» **ACTIVITY**
What lines in this listing contain the string "into"? Report each one by copying it.
#### EXCERPTED DATA
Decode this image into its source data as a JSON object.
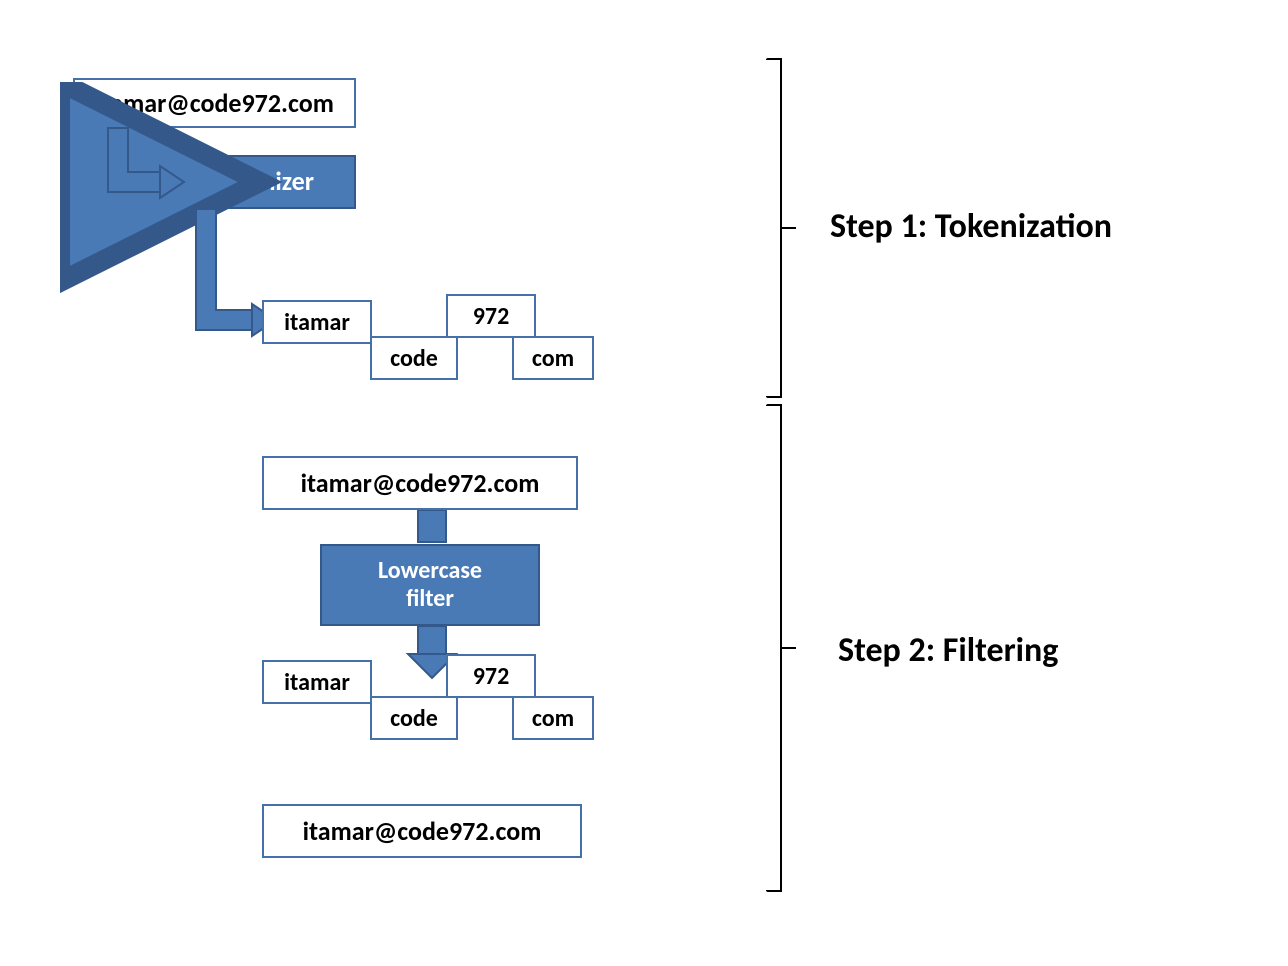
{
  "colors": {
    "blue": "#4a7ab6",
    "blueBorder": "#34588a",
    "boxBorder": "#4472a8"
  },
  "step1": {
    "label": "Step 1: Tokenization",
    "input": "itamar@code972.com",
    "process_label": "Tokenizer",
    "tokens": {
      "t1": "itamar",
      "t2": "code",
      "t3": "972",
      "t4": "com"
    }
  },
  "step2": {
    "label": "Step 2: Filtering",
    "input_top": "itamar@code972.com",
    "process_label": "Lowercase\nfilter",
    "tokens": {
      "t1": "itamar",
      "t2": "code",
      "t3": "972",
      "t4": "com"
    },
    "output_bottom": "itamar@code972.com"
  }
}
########
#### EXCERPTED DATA
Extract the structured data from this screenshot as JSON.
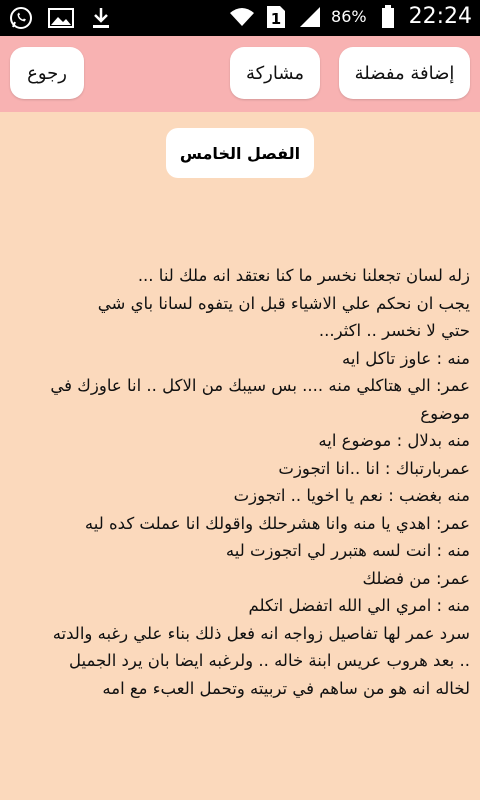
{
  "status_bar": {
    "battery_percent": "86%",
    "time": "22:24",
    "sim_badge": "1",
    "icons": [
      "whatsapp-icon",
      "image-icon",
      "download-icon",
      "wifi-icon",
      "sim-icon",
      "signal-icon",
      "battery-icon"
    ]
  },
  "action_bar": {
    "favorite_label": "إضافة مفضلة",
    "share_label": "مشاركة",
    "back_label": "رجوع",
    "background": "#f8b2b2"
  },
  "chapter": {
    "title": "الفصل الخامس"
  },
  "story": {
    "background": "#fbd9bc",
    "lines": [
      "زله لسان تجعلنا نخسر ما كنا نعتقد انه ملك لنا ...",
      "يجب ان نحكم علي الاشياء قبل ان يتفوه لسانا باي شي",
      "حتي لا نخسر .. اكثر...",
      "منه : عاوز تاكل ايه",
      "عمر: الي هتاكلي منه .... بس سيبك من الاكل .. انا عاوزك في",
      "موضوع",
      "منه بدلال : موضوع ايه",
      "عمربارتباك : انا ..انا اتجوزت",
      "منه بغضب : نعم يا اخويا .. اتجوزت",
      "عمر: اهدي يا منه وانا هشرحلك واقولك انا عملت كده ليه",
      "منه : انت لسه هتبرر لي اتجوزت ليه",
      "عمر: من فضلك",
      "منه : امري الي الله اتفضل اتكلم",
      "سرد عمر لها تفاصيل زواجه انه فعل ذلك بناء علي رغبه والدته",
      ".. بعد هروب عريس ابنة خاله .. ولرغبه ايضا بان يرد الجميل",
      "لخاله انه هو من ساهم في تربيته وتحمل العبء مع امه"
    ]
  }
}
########
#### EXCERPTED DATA
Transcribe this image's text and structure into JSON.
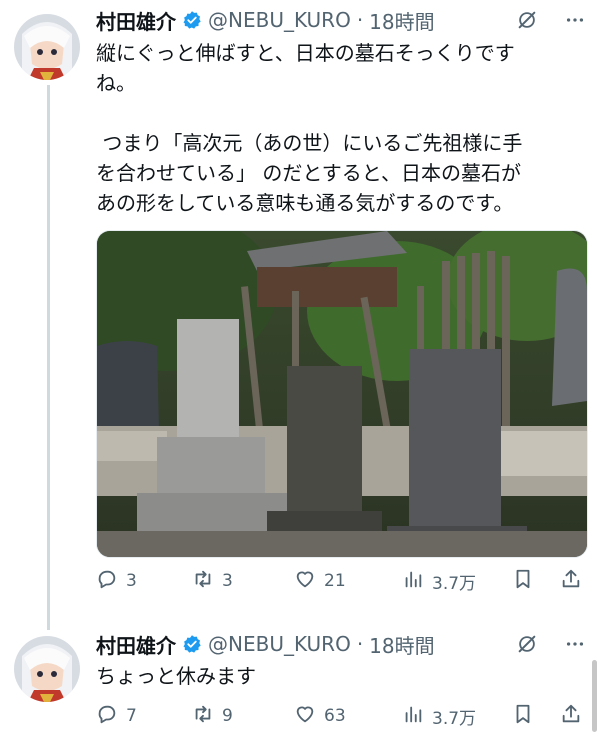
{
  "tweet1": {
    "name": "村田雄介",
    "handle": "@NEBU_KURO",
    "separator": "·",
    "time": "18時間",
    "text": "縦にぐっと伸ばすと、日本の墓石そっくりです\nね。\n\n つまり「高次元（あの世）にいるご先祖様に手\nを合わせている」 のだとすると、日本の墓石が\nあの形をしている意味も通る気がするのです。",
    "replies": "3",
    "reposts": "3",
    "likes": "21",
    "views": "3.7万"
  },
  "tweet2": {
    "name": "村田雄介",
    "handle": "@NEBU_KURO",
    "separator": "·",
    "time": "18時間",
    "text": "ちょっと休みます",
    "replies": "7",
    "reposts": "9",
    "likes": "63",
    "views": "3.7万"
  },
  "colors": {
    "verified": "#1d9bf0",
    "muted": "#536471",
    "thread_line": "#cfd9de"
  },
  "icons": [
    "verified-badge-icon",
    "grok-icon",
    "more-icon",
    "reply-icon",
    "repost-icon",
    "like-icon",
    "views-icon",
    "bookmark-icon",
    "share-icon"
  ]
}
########
» **WRITTEN RESPONSE**
Decode this image into its source data as a JSON object.
Transcribe this image's text and structure into JSON.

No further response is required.